71 nations and EU to attend Hiroshima Peace Memorial Ceremony on August 6

by Kohei Okata, Staff Writer

On July 16, the City of Hiroshima announced details of the Peace Memorial Ceremony set for August 6 in Hiroshima Peace Memorial Park. This year’s ceremony will commemorate the 68th anniversary of the atomic bombing. With A-bomb survivors and family members of the victims advancing in age, the city plans to create seating inside the International Conference Center Hiroshima, also located in the park, for the first time to address the summer heat. The ceremony will be screened live within the conference center. From overseas, ambassadors from 71 nations and the European Union (EU) have indicated that they will attend the ceremony.

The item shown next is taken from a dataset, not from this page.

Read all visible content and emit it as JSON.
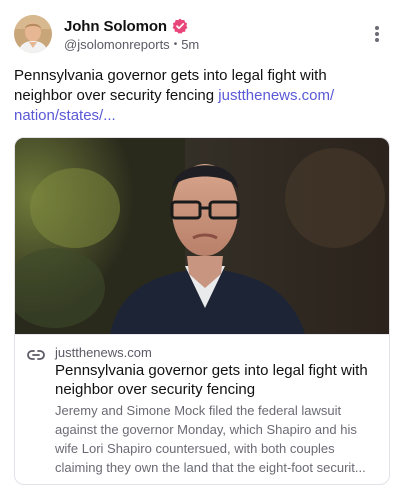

The ceremony will last for 45 minutes, beginning at 8 a.m. At 8:15, the time the atomic bomb was dropped over the city, Shiori Sakoda, 32, an employee at the Hiroshima University of Economics and a resident of Asakita Ward, representing the bereaved families, will toll the peace bell and offer a moment of silence, along with Rintaro Ito, 11, a sixth-grader at Fukuromachi Elementary School and a resident of Naka Ward, serving as the children’s representative. Hiroshima Mayor Kazumi Matsui will then read aloud the Peace Declaration.

The “Commitment to Peace” will then be read by Shunji Takeuchi, 11, a sixth-grader at Yoshijima-higashi Elementary School and a resident of Naka Ward, and Yuzu Nakamori, 11, a sixth-grader at Kuchita Elementary School and a resident of Asakita Ward. On July 16, Yuzu joined the press conference held at Hiroshima City Hall and said, “I would like to convey the thoughts of the children of Hiroshima, who cherish peace.”

Family members of the victims, representing 42 prefectures, will attend the ceremony. The average age of these representatives is 68.7, with 84 the oldest and 41 the youngest. On the second level of the basement in the International Conference Center Hiroshima, 300 seats will be made available in a hall for viewing the ceremony via a live Internet feed. For the seating area outdoors, four nurses will be present.

The City of Hiroshima has sent letters to 153 nations and the EU, inviting them to attend the ceremony. Among the nations whose responses had reached the city by July 16, three countries--Guinea, Togo, and Tonga--will be attending the ceremony for the first time.

Among the five major nuclear powers, the United Kingdom, France, and Russia have expressed their intention to attend the ceremony, while China has indicated that it will be absent. The United States, which has attended the ceremony for the past three years, has not yet responded. While Israel, India, and Pakistan, de facto nuclear weapon states, will attend, no response has been received from North Korea.

Vuk Jeremic, president of the United Nations General Assembly, from Serbia, has indicated that he will attend the ceremony. From the Japanese government, Prime Minister Shinzo Abe, Foreign Minister Fumio Kishida, and Health and Welfare Minister Norihisa Tamura are making arrangements to attend.

(Originally published on July 17, 2013)